The citation will appear on your Australian Higher Education Graduate Statement and transcript. It will also be included in the graduation program and will be read aloud if you attend your graduation ceremony.

Because the citation will appear in so many places and be read (and heard) by non-expert audiences, it should be written in a way to ensure it can be understood and appreciated by those with no specialist knowledge of the field or its technical terms.

Since you are likely to write only one citation in your life, you should work with your Senior/Joint senior supervisor to ensure it appropriately describes your work and your contribution to your field.

You will be asked to provide your citation when you submit your thesis or project for examination. In cases where a thesis has already been submitted for examination ad the citation was not included, you should include it when you lodge the final archival copy of your thesis or project.

The citation must be written in plain English using terms and language comprehensible to a general audience. It must be limited to 50 words and include the following key elements:

  • what was researched
  • the findings of the research/what was discovered
  • the value or outcome of the research.

For advice about capitalisation, abbreviations and so on, please refer to the RMIT Writing Style Guide (PDF 161KB 23p).

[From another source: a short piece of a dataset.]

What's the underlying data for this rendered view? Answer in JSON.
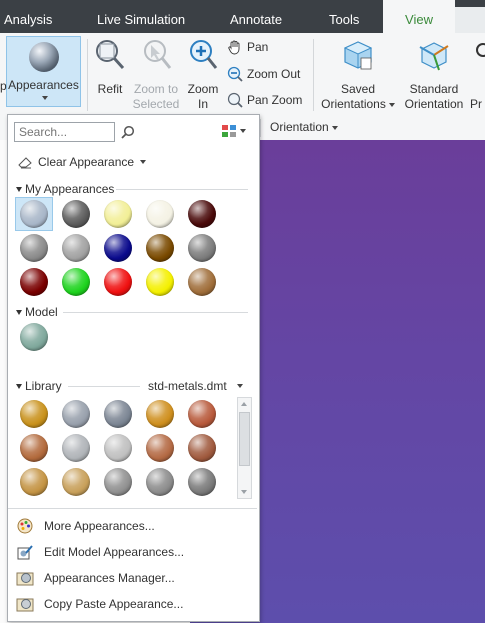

Recommended format

Dr [Candidate’s surname] studied/examined/investigated/explored [description of project]. The research found/revealed/identified/resulted in/produced [description of findings].

The findings/results/outcomes contribute to/enhance/improve/reinforce/provide insight into/build on/advance/affirm/confirm [description of the value or outcome of the project].

College of Business example

Dr Sridharan developed a novel e-learning success model for an Australian tertiary education environment. This led to the identification of the critical success factors intertwined between pedagogies, technologies, learning resources and management of learning resources in e-learning. Specific policy initiatives are suggested for the effective implementation of the proposed model.

College of Design and Social Context example

Dr Ng explored early childhood curriculum reform in Singapore. The research focused on stakeholder experience. Interviews were conducted and children's experiences were observed. Education and change management theory dictated the design and interpretation. The findings indicate that required changes were not observed and stakeholders lacked involvement in the reform process.

College of Science, Engineering and Health example

Dr Smith studied the evolution of the structure and function of retinol-binding protein. The research revealed that it originated as an intracellular protein for transporting retinol, but later evolved to be an extracellular plasma protein for distributing retinol around the body. These findings enhance our understanding of protein evolution.

ARG Communication staff oversee the preparation of citations and may edit grammar, spelling and the format of the citation. Unclear or overly long citations will be returned to the Senior/Joint senior supervisor for editing.

Here are some key rules for the writing of citations:

  1. Use the present tense to describe the value or outcome of the research e.g. ‘The findings enhance our understanding’, instead of ‘The findings have enhanced’, or ‘The findings will enhance’.
  2. Use the active tense where possible to avoid awkward sentence construction
  3. Citations should start with ‘Dr’ (without full stop) eg: ‘Dr Harris investigated…’
  4. The candidate’s name should not be repeated within the body of the citation. Appropriate gender reference should be used as necessary e.g. She/he found.
  5. Acronyms should be written in full the first time they are used, followed by the acronym in brackets if it will be used later on in the title or citation. Do not use full stops in the acronym.
  6. Use English/Australian spelling, e.g. ‘organise’ not ‘organize’.
  7. Replace non-standard characters and formatting with standard characters and formatting, e.g. replace ‘&’ with ‘and’ and replace ‘O3’ (which contains subscript text) with ‘ozone’.
  8. For titles of publications, movies, etc., use a set of single quotation marks (not double quotation marks_) followed by the year it was published/produced in brackets. For example =: ‘Cat’s Eye’ (1988)
  9. Use one space only after full stops between sentences
  10. The percentage symbol (%) should be used only with numerals, while per cent can be used with either words or numerals.

Key contact

Email: sgr.examinations@rmit.edu.au